The list also includes Nigeria Export Processing Zones Authority (NEPZA), Federal Radio Corporation of Nigeria (FRCN) and Council for the Regulation of Engineering in Nigeria (COREN), Securities and Exchange Commission (SEC), National Agency for Drugs Administration and Control (NAFDAC) and Petroleum Technology Development Fund (PTDF).
Minister of Finance, Mrs. Kemi Adeosun, revealed this in Abuja while stating that the accounts of 33 government agencies were audited for the periods 2010 to 2015, with 17 of them found to have defaulted in remitting an operating surplus totalling N450 billion.
The minister declared that the 17 affected agencies had been issued notices to come up with proposals on how to repay the unremitted operating surpluses, adding that the agencies in question are to appear for a meeting on December 6 with the committee set up by the FG to recover the funds, which is headed by the Accountant General of the Federation, Ahmed Idris.
She also said that the committee has been saddled with the task of recovering the outstanding N450 billion, as well as initiating bilateral discussions and undertaking impromptu visits on revenue agencies, going forward.
Adeosun who spoke on how to plug leakages and boost government revenue said that government has put several measures in place including a new financing model for federal government-owned universities and hospitals as she observed that compliance with the provisions of the Fiscal Responsibility Act, 2007 (FRA) has been poor resulting in revenue leakages as confirmed by the audit findings.
The minister also said that areas where the revenue agencies had breached the FRA provision as non–remittance and under-remittance of operating surpluses due to the CRF; operating without an approved budget; overstating of budgets and spending above budgeted amounts; under reporting of revenues; making payments without invoices and absence of payment receipts, and failure to retire cash advances.

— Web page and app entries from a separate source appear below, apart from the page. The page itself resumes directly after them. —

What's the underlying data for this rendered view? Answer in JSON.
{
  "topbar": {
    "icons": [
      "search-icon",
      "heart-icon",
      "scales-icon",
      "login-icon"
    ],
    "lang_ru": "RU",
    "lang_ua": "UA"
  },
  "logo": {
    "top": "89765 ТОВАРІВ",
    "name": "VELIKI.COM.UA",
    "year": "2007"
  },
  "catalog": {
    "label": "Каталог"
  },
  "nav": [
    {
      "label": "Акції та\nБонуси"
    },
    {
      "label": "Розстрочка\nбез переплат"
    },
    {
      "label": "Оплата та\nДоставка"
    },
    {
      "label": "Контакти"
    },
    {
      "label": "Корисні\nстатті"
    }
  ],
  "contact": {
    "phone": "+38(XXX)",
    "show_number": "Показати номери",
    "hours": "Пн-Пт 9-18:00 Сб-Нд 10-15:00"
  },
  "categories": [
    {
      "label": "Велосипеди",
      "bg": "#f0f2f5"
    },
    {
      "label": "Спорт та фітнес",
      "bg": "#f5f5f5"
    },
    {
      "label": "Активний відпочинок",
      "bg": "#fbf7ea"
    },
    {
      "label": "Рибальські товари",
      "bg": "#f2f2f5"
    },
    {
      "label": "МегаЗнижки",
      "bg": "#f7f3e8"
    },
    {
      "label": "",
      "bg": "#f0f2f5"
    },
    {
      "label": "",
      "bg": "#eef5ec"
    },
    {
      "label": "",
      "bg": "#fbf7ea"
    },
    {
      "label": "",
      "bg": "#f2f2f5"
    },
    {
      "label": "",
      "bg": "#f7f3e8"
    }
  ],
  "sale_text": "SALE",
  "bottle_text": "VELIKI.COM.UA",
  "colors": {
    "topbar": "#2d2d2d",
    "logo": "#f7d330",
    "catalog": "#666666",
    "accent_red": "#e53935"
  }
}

Others are granting loans and grants to parent companies without prior approvals; poor book-keeping; failure to reconcile accounts and existence of irreconcilable differences; lack of fixed asset registers and sale of assets to staff; fixed asset register not updated with all items purchased; and purchase of fixed assets directly from internally generated revenue; among others.
She also disclosed that henceforth, all government agencies are to submit a budget to be approved by the National Assembly and to improve the quality of their budgeting processes adding that a circular had already been issued requesting the agencies to submit for review and approval, estimates of revenues and expenses for the next three financial years, annual budgets (IPSAS-compliant), as well as projected operating surpluses.